## YOUR OBJECTIVE
Show all lines containing "icon" from the data below.

(RAW DATA Opens)

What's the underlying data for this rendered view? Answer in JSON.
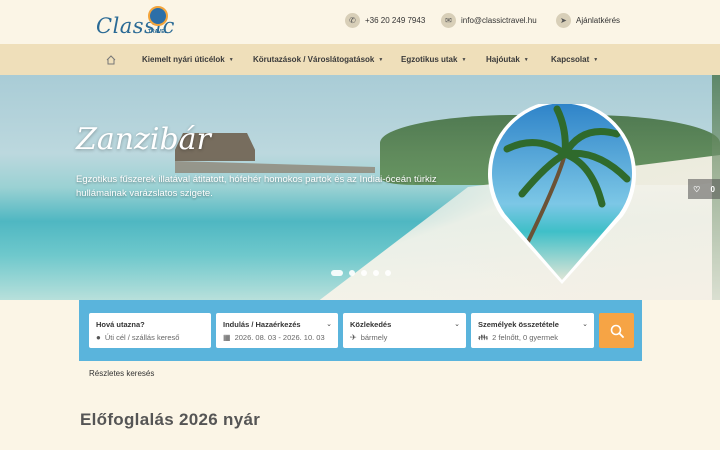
{
  "logo": {
    "text": "Classic",
    "badge": "TRAVEL"
  },
  "contact": {
    "phone": "+36 20 249 7943",
    "email": "info@classictravel.hu",
    "quote": "Ajánlatkérés"
  },
  "nav": {
    "items": [
      {
        "label": "Kiemelt nyári úticélok"
      },
      {
        "label": "Körutazások / Városlátogatások"
      },
      {
        "label": "Egzotikus utak"
      },
      {
        "label": "Hajóutak"
      },
      {
        "label": "Kapcsolat"
      }
    ]
  },
  "hero": {
    "title": "Zanzibár",
    "description": "Egzotikus fűszerek illatával átitatott, hófehér homokos partok és az Indiai-óceán türkiz hullámainak varázslatos szigete.",
    "slide_count": 5,
    "active_slide": 1,
    "favorites_count": "0"
  },
  "search": {
    "fields": [
      {
        "label": "Hová utazna?",
        "value": "Úti cél / szállás kereső",
        "icon": "map-marker-icon"
      },
      {
        "label": "Indulás / Hazaérkezés",
        "value": "2026. 08. 03 - 2026. 10. 03",
        "icon": "calendar-icon"
      },
      {
        "label": "Közlekedés",
        "value": "bármely",
        "icon": "transport-icon"
      },
      {
        "label": "Személyek összetétele",
        "value": "2 felnőtt, 0 gyermek",
        "icon": "people-icon"
      }
    ]
  },
  "links": {
    "detailed_search": "Részletes keresés"
  },
  "section": {
    "title": "Előfoglalás 2026 nyár"
  },
  "colors": {
    "background": "#fbf5e6",
    "nav": "#efdfba",
    "search_bar": "#5ab4dc",
    "search_button": "#f6a445"
  }
}
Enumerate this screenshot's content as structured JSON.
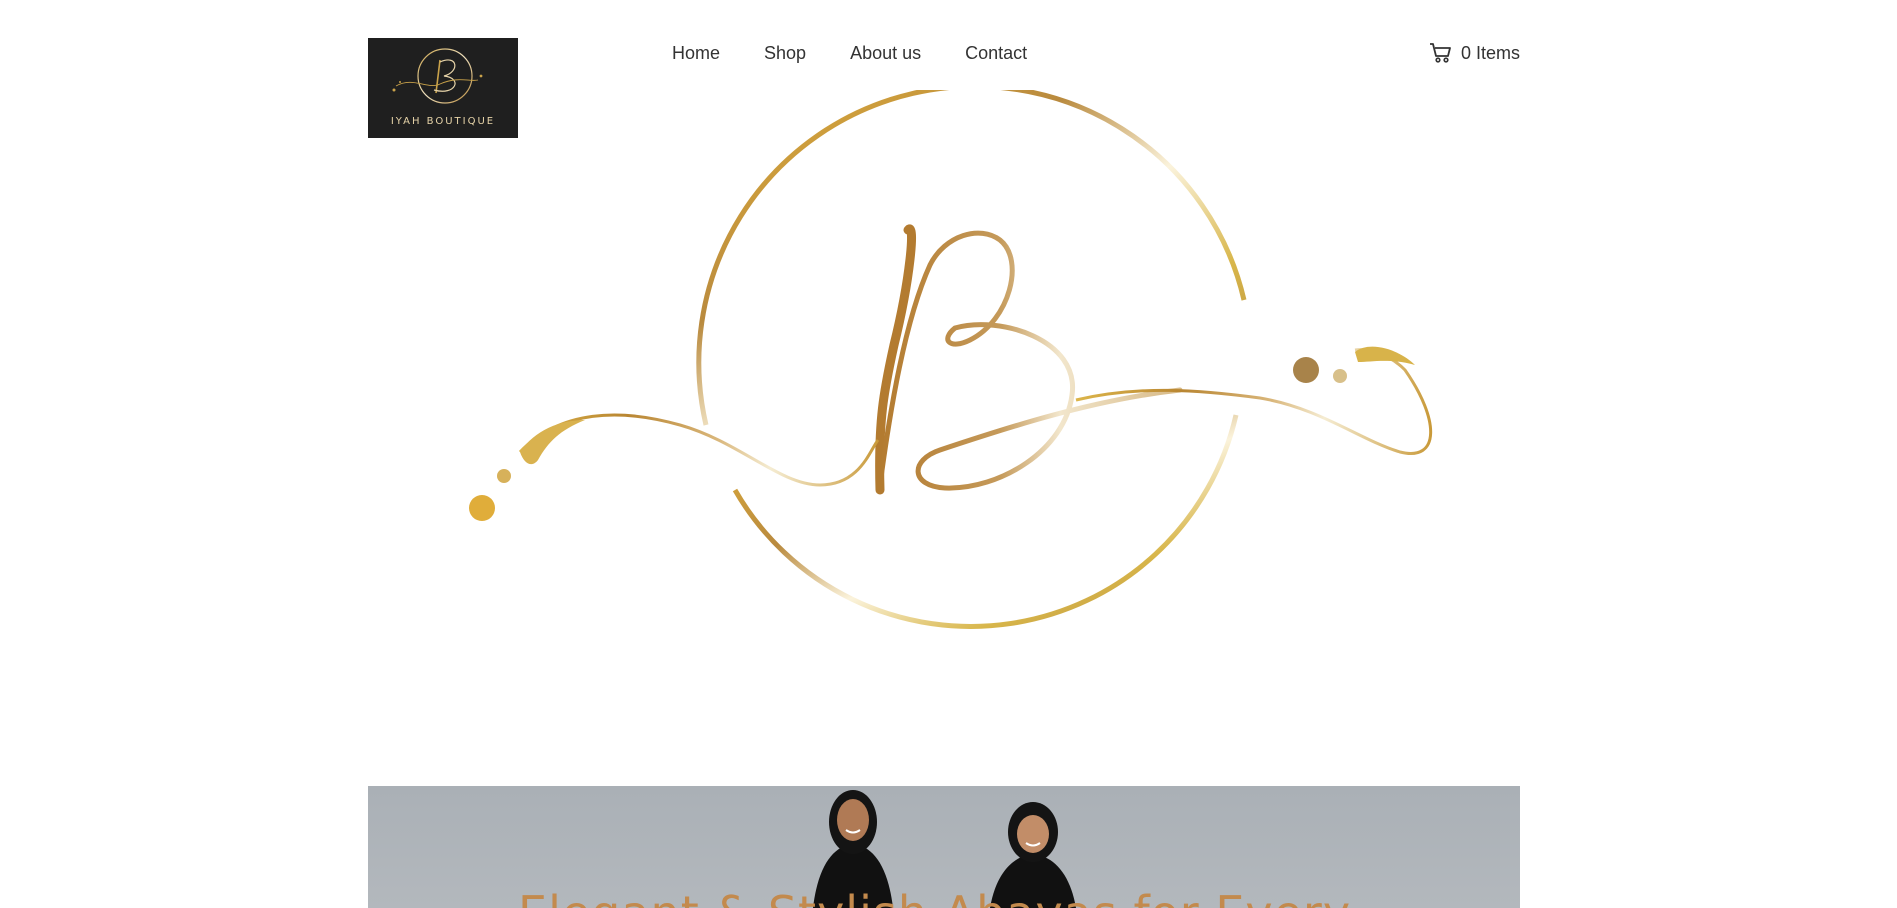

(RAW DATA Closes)

## SOLUTION FOR THIS EXERCISE
        "icon": "map-marker-icon"
        "icon": "calendar-icon"
        "icon": "transport-icon"
        "icon": "people-icon"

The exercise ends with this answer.